# [Data for this task]

────────────────

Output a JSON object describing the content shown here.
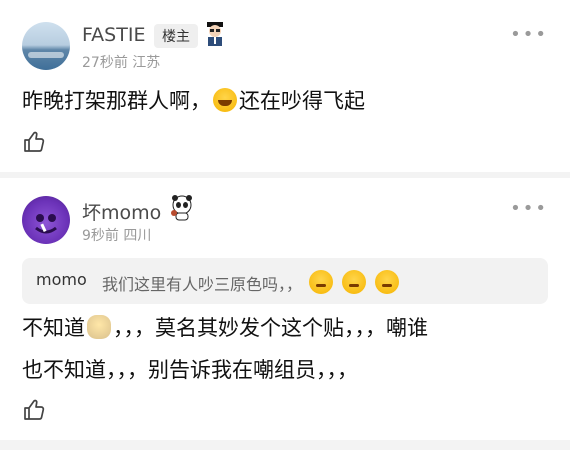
{
  "posts": [
    {
      "username": "FASTIE",
      "badge": "楼主",
      "meta": "27秒前 江苏",
      "text": "昨晚打架那群人啊，",
      "text_after_emoji": "还在吵得飞起",
      "emoji": "rolling-laughing-emoji"
    },
    {
      "username": "坏momo",
      "meta": "9秒前 四川",
      "quote": {
        "author": "momo",
        "text": "我们这里有人吵三原色吗，，",
        "emoji": "thinking-face-emoji"
      },
      "text_line1_a": "不知道",
      "text_line1_b": "，，，莫名其妙发个这个贴，，，嘲谁",
      "text_line2": "也不知道，，，别告诉我在嘲组员，，，",
      "emoji": "shrug-emoji"
    }
  ],
  "icons": {
    "more": "more-dots-icon",
    "like": "thumbs-up-icon"
  },
  "colors": {
    "text": "#111111",
    "muted": "#9a9a9a",
    "quote_bg": "#f2f2f2",
    "separator": "#f3f3f3"
  }
}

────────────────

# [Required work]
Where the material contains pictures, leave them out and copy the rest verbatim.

# [Exercise output]
Output a JSON object describing the content shown here.
{
  "posts": [
    {
      "username": "FASTIE",
      "badge": "楼主",
      "meta": "27秒前 江苏",
      "text": "昨晚打架那群人啊，",
      "text_after_emoji": "还在吵得飞起",
      "emoji": "rolling-laughing-emoji"
    },
    {
      "username": "坏momo",
      "meta": "9秒前 四川",
      "quote": {
        "author": "momo",
        "text": "我们这里有人吵三原色吗，，",
        "emoji": "thinking-face-emoji"
      },
      "text_line1_a": "不知道",
      "text_line1_b": "，，，莫名其妙发个这个贴，，，嘲谁",
      "text_line2": "也不知道，，，别告诉我在嘲组员，，，",
      "emoji": "shrug-emoji"
    }
  ],
  "icons": {
    "more": "more-dots-icon",
    "like": "thumbs-up-icon"
  },
  "colors": {
    "text": "#111111",
    "muted": "#9a9a9a",
    "quote_bg": "#f2f2f2",
    "separator": "#f3f3f3"
  }
}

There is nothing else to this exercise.